the consent judgment on May 19, 2004.1 Thus, even though defendant did not appeal either of
these prior orders, these orders have no force or effect because they are unenforceable. Id.
Under these circumstances, where the trial court failed to set aside a void provision, we conclude
that defendant is entitled to relief extending back to April 28, 2004, the date the void order was
entered. Accordingly, we reverse the October 12, 2005, order of the trial court, insofar as it
recognized and enforced the invalid reciprocal alimony provision. Further, we vacate the April
28, 2004, and May 19, 2004, orders that also recognized and enforced the invalid reciprocal
alimony provision, and remand the case to the trial court for a determination of plaintiff’s
appropriate child support obligation, retroactive to April 28, 2004.

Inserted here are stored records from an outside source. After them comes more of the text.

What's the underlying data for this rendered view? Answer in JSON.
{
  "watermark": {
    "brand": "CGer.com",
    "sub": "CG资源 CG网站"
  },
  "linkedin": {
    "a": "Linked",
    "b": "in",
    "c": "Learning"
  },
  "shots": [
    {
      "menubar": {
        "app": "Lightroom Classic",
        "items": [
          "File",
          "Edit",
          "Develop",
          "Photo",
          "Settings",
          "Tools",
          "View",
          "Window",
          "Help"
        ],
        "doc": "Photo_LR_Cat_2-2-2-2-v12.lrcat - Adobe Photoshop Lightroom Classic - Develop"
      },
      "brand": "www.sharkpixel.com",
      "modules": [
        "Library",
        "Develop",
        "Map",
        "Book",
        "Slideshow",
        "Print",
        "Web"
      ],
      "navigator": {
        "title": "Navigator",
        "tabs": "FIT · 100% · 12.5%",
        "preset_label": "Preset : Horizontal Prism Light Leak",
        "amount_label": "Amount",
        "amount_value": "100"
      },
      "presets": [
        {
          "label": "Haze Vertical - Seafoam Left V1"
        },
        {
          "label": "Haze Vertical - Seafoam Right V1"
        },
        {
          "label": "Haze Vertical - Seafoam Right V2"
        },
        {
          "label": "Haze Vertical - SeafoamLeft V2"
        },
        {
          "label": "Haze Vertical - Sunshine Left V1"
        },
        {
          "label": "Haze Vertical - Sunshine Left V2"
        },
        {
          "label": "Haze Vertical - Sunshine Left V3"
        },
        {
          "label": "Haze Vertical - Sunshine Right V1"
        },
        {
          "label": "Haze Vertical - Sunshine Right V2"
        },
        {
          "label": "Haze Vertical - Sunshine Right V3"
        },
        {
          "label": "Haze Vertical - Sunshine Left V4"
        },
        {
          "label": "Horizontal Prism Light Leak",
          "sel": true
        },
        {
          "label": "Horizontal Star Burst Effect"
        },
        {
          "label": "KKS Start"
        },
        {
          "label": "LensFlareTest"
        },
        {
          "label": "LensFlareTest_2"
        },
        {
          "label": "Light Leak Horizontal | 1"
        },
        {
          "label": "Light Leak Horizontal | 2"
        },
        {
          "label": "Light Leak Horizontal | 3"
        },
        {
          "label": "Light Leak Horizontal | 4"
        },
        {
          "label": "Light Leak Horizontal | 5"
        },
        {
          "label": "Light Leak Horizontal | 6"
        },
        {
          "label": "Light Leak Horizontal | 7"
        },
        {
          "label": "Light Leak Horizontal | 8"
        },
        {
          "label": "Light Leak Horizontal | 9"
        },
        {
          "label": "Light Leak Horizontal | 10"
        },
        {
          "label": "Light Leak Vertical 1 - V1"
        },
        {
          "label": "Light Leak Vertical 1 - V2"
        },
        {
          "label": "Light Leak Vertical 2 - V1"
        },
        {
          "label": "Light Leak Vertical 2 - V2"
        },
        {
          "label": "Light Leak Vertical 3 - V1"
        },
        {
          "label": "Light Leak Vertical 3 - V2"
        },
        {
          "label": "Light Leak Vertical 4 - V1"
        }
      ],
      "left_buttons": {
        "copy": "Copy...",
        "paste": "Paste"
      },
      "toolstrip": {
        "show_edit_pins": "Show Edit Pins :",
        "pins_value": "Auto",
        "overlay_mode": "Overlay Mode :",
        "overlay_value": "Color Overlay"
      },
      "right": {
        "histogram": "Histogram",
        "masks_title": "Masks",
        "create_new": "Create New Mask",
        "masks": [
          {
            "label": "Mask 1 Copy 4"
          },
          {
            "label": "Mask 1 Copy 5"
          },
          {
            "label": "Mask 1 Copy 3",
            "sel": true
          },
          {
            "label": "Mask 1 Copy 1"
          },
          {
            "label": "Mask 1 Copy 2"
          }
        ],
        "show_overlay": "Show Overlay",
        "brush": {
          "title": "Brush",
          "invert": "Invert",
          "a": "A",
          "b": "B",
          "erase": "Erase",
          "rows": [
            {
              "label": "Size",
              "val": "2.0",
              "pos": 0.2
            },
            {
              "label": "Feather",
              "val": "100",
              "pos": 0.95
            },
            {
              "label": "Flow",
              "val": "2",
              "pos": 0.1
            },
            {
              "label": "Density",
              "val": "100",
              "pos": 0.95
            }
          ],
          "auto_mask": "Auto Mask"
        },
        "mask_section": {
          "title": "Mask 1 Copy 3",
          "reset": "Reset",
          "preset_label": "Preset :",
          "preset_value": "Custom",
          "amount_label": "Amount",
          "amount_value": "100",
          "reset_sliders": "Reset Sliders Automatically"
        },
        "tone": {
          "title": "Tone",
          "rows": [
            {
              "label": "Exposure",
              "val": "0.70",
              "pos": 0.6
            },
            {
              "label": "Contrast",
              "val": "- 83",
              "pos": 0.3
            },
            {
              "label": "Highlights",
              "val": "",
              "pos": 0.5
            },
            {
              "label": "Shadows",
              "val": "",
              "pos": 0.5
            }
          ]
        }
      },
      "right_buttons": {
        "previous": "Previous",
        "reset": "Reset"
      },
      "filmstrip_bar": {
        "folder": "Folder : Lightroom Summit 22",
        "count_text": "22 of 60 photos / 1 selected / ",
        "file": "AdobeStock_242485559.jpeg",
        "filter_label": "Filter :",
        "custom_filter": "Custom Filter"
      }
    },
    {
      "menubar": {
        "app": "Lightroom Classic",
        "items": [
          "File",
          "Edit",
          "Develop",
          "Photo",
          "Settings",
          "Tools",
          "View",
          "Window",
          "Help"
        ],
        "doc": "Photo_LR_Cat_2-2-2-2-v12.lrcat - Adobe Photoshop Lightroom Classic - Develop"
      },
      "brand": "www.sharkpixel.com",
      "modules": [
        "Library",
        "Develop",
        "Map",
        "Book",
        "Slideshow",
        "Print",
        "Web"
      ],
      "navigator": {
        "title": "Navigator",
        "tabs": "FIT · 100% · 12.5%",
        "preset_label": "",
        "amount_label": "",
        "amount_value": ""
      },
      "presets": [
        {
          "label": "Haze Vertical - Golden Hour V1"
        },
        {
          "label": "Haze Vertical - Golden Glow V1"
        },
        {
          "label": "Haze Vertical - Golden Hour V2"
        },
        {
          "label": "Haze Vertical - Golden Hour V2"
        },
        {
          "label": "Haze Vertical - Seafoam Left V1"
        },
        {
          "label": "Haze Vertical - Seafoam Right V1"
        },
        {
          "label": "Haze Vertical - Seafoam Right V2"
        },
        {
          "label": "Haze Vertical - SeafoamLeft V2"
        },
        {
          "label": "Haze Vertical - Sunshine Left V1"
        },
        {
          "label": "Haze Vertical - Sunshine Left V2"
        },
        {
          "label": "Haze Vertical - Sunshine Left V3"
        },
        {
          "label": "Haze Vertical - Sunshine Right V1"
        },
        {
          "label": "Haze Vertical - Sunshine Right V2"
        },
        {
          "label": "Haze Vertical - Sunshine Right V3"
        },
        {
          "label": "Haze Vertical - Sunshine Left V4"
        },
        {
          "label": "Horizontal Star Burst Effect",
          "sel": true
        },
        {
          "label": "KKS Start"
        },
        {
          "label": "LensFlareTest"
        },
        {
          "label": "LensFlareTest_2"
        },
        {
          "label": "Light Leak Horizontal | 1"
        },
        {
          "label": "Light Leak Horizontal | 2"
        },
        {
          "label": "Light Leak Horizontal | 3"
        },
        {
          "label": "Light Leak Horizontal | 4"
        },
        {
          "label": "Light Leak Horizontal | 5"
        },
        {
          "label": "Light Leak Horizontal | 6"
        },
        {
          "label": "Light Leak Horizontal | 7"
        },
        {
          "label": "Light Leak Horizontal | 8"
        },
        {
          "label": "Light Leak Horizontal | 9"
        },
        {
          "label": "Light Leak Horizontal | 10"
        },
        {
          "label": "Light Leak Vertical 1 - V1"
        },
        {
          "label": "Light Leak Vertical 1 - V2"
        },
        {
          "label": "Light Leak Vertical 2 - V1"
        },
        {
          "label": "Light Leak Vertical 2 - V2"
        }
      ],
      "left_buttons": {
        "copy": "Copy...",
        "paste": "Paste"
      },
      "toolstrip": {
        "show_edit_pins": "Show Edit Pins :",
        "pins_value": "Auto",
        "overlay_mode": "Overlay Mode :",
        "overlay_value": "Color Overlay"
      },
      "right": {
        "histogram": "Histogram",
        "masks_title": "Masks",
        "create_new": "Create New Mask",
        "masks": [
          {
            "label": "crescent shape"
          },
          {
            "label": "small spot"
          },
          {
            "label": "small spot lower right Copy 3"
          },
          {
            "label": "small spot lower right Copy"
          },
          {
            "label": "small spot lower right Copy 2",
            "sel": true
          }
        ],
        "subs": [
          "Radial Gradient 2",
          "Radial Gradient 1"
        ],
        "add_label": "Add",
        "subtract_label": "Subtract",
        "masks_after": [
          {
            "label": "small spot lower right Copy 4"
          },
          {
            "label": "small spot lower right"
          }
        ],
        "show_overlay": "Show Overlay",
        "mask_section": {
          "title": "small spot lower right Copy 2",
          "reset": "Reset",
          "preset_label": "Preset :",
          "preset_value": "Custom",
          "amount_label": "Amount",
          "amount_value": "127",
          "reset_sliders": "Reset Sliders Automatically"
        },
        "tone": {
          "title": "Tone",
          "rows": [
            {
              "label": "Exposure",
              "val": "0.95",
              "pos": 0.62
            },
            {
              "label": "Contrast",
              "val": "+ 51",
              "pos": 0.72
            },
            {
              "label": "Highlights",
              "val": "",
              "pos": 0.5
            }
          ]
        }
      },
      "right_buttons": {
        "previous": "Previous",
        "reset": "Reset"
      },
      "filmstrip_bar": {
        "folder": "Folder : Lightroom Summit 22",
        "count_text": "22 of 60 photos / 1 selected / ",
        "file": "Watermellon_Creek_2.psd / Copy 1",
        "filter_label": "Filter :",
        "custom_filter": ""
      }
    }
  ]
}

In light of our decision, it is unnecessary to address defendant’s remaining issues on
Reversed in part, vacated in part, and remanded for further proceedings consistent with
this opinion. We do not retain jurisdiction.
/s/ Kurtis T. Wilder
/s/ Alton T. Davis
/s/ Stephen L. Borrello
The trial court also denied defendant’s motion for relief from the consent judgment for
procedural reasons, because defendant did not cite the court rule under which she was requesting
relief. When defendant indicated at the motion hearing that she was requesting relief under
MCR 2.612(C), the trial court stated that this was not a case that fell within that rule. We
disagree. MCR 2.612(C)(1)(d) and (f) provide that a court may grant relief from a judgment
where the judgment is void or for any other reason justifying relief from the operation of the
judgment. As explained previously, the reciprocal alimony provision is unenforceable. Because
an unenforceable provision is void and is also a reason justifying relief from the operation of a
judgment, relief was authorized under MCR 2.612(C)(1)(d) and (f). Furthermore, a motion
under subrules d and f need only be made within a reasonable time. Although the motion here
was brought approximately five years after the consent judgment was entered, it was not until
February 2004 that the friend of the court notified the parties that plaintiff’s prepaid child
support had been exhausted. Plaintiff’s motion to enforce the reciprocal alimony provision was
granted shortly thereafter on April 28, 2004, and defendant filed her motion for relief from the
consent judgment on May 12, 2004. Defendant’s motion was filed within a reasonable time
under the circumstances.
We disagree with defendant’s argument that the trial court was obligated to refer the dispute in
the instant case back to the original arbitrator. The parties’ arbitration agreement authorized the
arbitrator to decide disputes relating to language to be incorporated into a judgment. It did not
authorize the arbitrator to resolve disputes relating to the interpretation of the judgment once a
judgment had been entered.